Day One. Leaving Iceland behind on a small commuter jet and heading westerly two time-zones and northerly up towards the arctic circle, we land at Kulusuk Airport. Miniscule by comparison to any other airport I’ve visited, it has a small gift shop where you can buy fur pelts and chocolate bars. Leaving the airport was another story; we landed on an island. Our next stop cannot be reached by car, there are no roads. Walking 10 minutes with our carry-on luggage to the rocky coast, we navigate the tide and slippery, sharp stones to climb down to a small skiff (boat) which is our ride to Tasiilaq, a small fishing village with a full-time population of about 2000 people. The occupation fishing might sound easy, but due to extreme weather conditions, one cannot perform any activity without the right tools. Click here to read the Ultralight Spinning Reel Comparison to find the best spinning reel which can enhance your fishing experience.
The trip to Tasiilaq was cold and bumpy, a welcome change from the heat in Reykjavik. As soon as we pull away and get out into the ocean, we are greeted with a surreal seascape of floating monuments, ever changing icebergs as they make their way to the vast ocean between islands.
Then as we turn, we are greeted by a multi-sail ship positioned in front of a newly formed berg, wandering into the shallow coastal harbor.
As you can see, we are socked in with clouds, but the warm (mid-50’s) temperature is comfortable. We drop off our stuff and head back out for a little exploring. There’s so much to see and we are all anxious to get out there. Leaving the harbor, we can see several large icebergs quite easily.

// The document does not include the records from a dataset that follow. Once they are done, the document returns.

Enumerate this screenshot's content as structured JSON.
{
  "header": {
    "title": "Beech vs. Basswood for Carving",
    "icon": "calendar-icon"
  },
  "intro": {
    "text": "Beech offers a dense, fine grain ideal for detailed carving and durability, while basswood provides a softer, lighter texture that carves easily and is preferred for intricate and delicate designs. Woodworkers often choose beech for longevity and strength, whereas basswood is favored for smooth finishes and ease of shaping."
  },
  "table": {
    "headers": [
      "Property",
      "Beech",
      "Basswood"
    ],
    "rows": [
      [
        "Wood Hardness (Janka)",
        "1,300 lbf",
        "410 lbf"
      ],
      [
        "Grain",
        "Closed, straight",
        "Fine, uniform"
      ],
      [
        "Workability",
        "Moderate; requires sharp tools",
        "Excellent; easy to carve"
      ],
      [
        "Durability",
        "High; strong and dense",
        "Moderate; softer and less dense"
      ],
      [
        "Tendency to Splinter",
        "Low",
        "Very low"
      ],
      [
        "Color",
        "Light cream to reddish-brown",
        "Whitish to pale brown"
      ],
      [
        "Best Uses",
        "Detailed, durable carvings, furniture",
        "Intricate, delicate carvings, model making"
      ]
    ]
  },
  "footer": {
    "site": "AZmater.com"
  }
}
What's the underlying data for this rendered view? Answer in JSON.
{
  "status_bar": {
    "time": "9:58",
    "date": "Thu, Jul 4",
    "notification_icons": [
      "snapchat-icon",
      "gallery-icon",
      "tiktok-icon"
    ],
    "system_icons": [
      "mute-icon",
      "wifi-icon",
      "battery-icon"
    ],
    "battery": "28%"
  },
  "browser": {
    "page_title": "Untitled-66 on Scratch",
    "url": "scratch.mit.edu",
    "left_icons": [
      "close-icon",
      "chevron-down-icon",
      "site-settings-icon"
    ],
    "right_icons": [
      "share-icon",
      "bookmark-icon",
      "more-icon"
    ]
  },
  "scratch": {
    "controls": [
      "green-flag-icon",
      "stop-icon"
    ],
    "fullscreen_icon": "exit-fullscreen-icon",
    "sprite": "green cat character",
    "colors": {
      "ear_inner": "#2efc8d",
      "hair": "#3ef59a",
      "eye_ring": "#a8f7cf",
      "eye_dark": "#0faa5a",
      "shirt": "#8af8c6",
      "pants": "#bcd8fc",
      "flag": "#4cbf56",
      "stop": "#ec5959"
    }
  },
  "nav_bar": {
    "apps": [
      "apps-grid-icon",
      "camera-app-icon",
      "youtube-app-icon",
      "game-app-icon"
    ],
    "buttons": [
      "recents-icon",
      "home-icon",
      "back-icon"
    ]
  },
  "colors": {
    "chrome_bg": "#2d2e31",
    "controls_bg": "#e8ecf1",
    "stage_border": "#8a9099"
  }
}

Our destination is still 30 minutes away, but we don’t know where we are going. Only our Captain does as he moves through the ocean wilderness with the familiarity of a native. We turn into a cove, where an active Glacier is located and possibly the source of many of the icebergs we’ve observed on our 1st day in Greenland.
I’ve seen Glaciers before, I feel lucky to witness how nature uses ice to shape and texture the landscape. I wonder if future generations will be able to see these as they slowly (or quickly) melt into the ocean. We are moving slowly, approaching the frozen coast. As we get closer, that “wall of ice” seems to be less solid than it looks from a distance.
We linger here and slowly move across the face of the glacier, watching as the colors and textures change every few hundred feet. It’s fascinating to watch but I notice an eerie lack of wildlife. No birds in sight. Below the surface, the ocean is teaming with life, but above it feels void.
We turn away and spot other floating ice but nothing of real interest, it was time to head back to Tasiilaq Village for some rest and some dinner. It was a long day, and we were about to get a welcome gift in the evening to come.
They say that Aurora Borealis never happens in the summer, not in Greenland, it certainly hasn’t been visible in past years. We were in for a shock as we enjoyed the dusk of evening when the sky started to glow.
As tired as we were, we are captivated by the natural explosion of mystic energy illuminating the now clear skies above us. It was the most perfect ending to our first day in Greenland. Our temporary residence, overlooking the harbor was the perfect place to be that night where for me, I witnessed one of the most beautiful natural forces in the universe, one that I had been pursuing for the last 10 years. Bucket List item. Check. But little did I know that much more was to come later in the week. Stay tuned for part 2.
For this trip, I am using three cameras. For infrared, I use a converted Sony RX100 which is permanently fixed at 680 NM for deep infrared black and white. On my Sony A7r body, I have my Zeiss/sony 24-240 zoom lens. On my Sony A7rII body, I alternate between my Zeiss/Sony 16-35mm zoom and my Sigma 15mm Horizontal Fisheye, using the Sony LA-EA4 adaptor to enable this lens with full functionality including autofocus.